[Prompt]
Tally the lines below that contain the word "fraction", and give only that number.

━━━━

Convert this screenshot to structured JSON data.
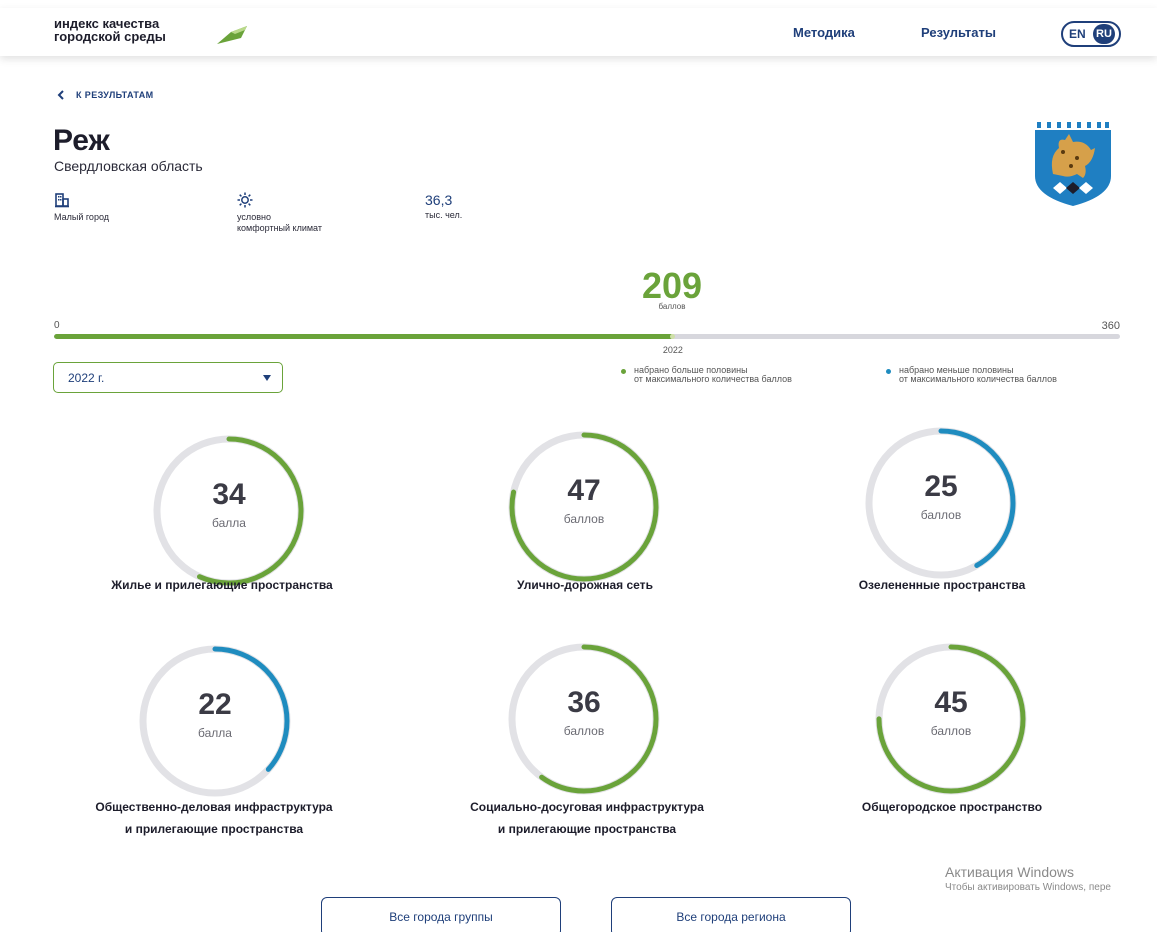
{
  "header": {
    "logo_line1": "индекс качества",
    "logo_line2": "городской среды",
    "nav_method": "Методика",
    "nav_results": "Результаты",
    "lang_en": "EN",
    "lang_ru": "RU"
  },
  "back_label": "К РЕЗУЛЬТАТАМ",
  "city": {
    "name": "Реж",
    "region": "Свердловская область"
  },
  "stats": {
    "type_label": "Малый город",
    "climate_line1": "условно",
    "climate_line2": "комфортный климат",
    "population_value": "36,3",
    "population_unit": "тыс. чел."
  },
  "total": {
    "value": 209,
    "unit": "баллов",
    "min": 0,
    "max": 360,
    "min_label": "0",
    "max_label": "360",
    "year_label": "2022"
  },
  "year_select": {
    "value": "2022 г."
  },
  "legend": {
    "green_line1": "набрано больше половины",
    "green_line2": "от максимального количества баллов",
    "blue_line1": "набрано меньше половины",
    "blue_line2": "от максимального количества баллов"
  },
  "colors": {
    "green": "#6aa33a",
    "blue": "#1f8cbf",
    "navy": "#1f3f7a",
    "track": "#e2e2e6"
  },
  "gauges": [
    {
      "value": "34",
      "unit": "балла",
      "fraction": 0.567,
      "color": "green",
      "title1": "Жилье и прилегающие пространства",
      "title2": ""
    },
    {
      "value": "47",
      "unit": "баллов",
      "fraction": 0.783,
      "color": "green",
      "title1": "Улично-дорожная сеть",
      "title2": ""
    },
    {
      "value": "25",
      "unit": "баллов",
      "fraction": 0.417,
      "color": "blue",
      "title1": "Озелененные пространства",
      "title2": ""
    },
    {
      "value": "22",
      "unit": "балла",
      "fraction": 0.367,
      "color": "blue",
      "title1": "Общественно-деловая инфраструктура",
      "title2": "и прилегающие пространства"
    },
    {
      "value": "36",
      "unit": "баллов",
      "fraction": 0.6,
      "color": "green",
      "title1": "Социально-досуговая инфраструктура",
      "title2": "и прилегающие пространства"
    },
    {
      "value": "45",
      "unit": "баллов",
      "fraction": 0.75,
      "color": "green",
      "title1": "Общегородское пространство",
      "title2": ""
    }
  ],
  "buttons": {
    "group": "Все города группы",
    "region": "Все города региона"
  },
  "watermark": {
    "line1": "Активация Windows",
    "line2": "Чтобы активировать Windows, пере"
  }
}
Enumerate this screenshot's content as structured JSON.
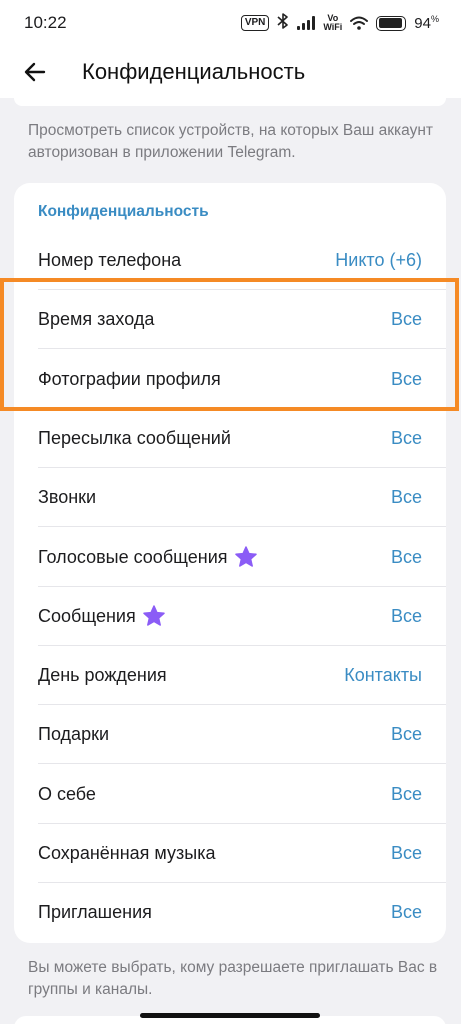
{
  "status_bar": {
    "time": "10:22",
    "vpn": "VPN",
    "vo": "Vo",
    "wifi_label": "WiFi",
    "battery_percent": "94",
    "battery_level": 0.94
  },
  "header": {
    "title": "Конфиденциальность",
    "back_icon": "arrow-back-icon"
  },
  "devices_hint": "Просмотреть список устройств, на которых Ваш аккаунт авторизован в приложении Telegram.",
  "privacy_section": {
    "header": "Конфиденциальность",
    "rows": [
      {
        "label": "Номер телефона",
        "value": "Никто (+6)",
        "star": false
      },
      {
        "label": "Время захода",
        "value": "Все",
        "star": false
      },
      {
        "label": "Фотографии профиля",
        "value": "Все",
        "star": false
      },
      {
        "label": "Пересылка сообщений",
        "value": "Все",
        "star": false
      },
      {
        "label": "Звонки",
        "value": "Все",
        "star": false
      },
      {
        "label": "Голосовые сообщения",
        "value": "Все",
        "star": true
      },
      {
        "label": "Сообщения",
        "value": "Все",
        "star": true
      },
      {
        "label": "День рождения",
        "value": "Контакты",
        "star": false
      },
      {
        "label": "Подарки",
        "value": "Все",
        "star": false
      },
      {
        "label": "О себе",
        "value": "Все",
        "star": false
      },
      {
        "label": "Сохранённая музыка",
        "value": "Все",
        "star": false
      },
      {
        "label": "Приглашения",
        "value": "Все",
        "star": false
      }
    ]
  },
  "invites_hint": "Вы можете выбрать, кому разрешаете приглашать Вас в группы и каналы.",
  "colors": {
    "accent": "#3a8cc3",
    "highlight": "#f58a25",
    "premium_star": "#8b5cf6"
  }
}
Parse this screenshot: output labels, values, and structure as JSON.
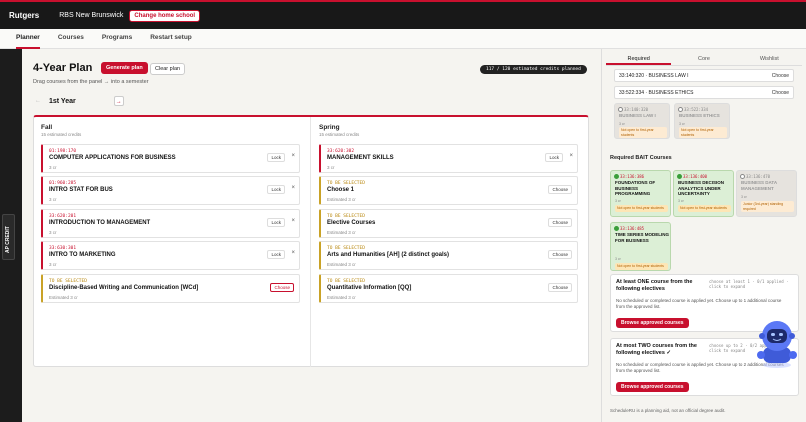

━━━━

[Solution to the exercise]
6